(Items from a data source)
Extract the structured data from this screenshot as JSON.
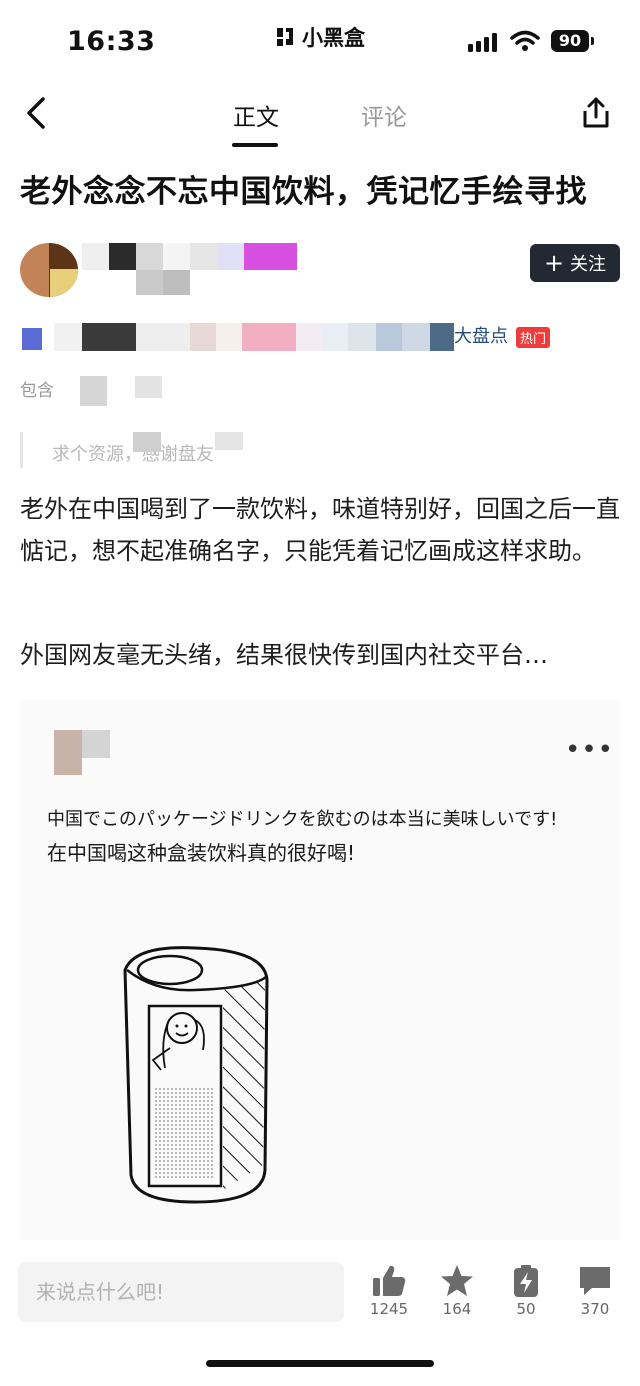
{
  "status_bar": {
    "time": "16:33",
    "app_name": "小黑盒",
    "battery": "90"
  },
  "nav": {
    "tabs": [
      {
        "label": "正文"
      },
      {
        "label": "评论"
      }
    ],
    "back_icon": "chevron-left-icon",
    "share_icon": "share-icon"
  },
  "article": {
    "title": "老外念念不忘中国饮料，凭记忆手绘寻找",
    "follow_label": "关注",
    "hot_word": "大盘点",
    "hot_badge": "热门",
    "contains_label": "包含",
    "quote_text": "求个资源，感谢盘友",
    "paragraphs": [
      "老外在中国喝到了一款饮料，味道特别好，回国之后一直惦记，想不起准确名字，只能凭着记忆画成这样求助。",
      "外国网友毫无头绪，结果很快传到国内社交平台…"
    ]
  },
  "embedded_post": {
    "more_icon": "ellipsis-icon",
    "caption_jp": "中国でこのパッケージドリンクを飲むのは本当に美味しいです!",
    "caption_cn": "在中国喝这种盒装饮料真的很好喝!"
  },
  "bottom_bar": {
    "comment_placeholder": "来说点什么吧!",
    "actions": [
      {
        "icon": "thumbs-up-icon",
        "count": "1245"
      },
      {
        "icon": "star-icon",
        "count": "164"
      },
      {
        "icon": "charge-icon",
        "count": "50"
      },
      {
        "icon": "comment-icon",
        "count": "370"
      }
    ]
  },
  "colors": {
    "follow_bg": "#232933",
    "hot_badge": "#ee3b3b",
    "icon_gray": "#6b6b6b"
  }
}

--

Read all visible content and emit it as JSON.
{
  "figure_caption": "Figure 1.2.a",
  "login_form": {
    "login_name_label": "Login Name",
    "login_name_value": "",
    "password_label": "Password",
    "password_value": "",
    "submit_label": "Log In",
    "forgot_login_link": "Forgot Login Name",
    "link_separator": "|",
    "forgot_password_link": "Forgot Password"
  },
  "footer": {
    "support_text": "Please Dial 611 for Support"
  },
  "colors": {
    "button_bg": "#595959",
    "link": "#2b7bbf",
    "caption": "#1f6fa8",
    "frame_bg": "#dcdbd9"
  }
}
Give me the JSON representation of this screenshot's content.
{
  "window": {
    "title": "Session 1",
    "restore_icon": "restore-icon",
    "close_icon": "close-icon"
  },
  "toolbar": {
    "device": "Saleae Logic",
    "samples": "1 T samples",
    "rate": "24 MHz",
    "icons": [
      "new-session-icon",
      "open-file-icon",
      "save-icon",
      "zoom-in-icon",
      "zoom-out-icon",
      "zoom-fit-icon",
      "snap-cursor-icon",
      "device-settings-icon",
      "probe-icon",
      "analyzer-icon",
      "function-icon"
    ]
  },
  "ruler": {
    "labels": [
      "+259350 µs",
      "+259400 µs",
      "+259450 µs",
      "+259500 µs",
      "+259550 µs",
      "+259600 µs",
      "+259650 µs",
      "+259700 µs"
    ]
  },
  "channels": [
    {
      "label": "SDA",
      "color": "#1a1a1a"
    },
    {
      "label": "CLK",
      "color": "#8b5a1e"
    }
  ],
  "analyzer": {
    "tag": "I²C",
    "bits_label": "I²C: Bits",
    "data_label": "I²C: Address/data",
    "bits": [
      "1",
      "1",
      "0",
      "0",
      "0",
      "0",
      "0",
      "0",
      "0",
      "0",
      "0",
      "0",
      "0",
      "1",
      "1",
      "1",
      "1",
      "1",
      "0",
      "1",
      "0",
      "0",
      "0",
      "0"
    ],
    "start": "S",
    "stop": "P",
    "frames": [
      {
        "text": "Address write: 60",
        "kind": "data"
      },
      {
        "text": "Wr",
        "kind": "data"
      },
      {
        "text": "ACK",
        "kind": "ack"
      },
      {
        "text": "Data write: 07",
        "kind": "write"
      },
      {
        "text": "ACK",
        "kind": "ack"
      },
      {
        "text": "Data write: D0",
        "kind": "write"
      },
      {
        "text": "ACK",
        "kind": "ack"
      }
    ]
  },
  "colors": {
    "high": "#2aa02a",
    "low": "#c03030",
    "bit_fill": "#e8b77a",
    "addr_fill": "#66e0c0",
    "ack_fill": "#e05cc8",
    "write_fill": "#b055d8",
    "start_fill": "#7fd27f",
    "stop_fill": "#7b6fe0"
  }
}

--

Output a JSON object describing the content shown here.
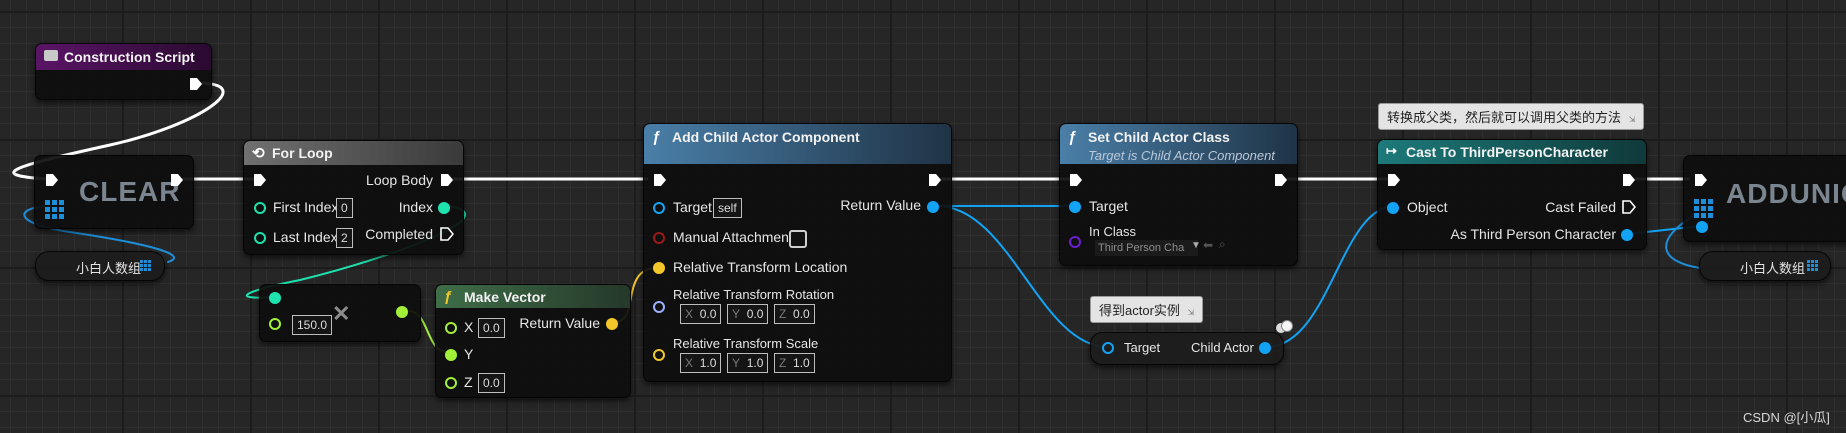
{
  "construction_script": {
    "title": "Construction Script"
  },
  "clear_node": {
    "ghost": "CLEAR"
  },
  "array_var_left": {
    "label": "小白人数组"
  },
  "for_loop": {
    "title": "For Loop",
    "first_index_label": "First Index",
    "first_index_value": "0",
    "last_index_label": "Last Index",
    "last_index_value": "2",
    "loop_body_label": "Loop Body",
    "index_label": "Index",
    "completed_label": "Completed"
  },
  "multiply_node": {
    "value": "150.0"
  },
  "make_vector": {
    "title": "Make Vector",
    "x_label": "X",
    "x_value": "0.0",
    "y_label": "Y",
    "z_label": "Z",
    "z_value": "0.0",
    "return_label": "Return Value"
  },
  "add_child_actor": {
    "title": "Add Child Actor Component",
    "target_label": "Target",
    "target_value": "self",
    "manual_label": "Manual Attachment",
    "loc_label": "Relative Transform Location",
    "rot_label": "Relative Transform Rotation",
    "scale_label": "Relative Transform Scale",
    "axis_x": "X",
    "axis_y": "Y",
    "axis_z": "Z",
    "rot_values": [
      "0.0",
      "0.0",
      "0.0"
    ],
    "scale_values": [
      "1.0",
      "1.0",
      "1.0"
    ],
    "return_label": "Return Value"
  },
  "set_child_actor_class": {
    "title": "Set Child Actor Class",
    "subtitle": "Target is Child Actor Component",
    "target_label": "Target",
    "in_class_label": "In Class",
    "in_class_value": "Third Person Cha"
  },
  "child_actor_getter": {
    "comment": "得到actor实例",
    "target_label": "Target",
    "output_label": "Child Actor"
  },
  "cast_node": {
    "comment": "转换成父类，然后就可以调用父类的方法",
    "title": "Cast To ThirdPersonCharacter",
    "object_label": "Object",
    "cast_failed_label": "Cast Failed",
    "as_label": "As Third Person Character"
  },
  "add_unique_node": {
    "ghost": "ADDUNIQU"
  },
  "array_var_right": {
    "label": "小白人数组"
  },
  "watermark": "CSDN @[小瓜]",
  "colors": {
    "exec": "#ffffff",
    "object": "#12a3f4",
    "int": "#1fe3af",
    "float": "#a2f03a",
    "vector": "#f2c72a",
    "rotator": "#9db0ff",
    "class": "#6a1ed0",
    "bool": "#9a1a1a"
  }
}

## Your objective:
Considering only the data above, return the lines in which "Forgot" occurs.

## Response to this exercise:
    "forgot_login_link": "Forgot Login Name",
    "forgot_password_link": "Forgot Password"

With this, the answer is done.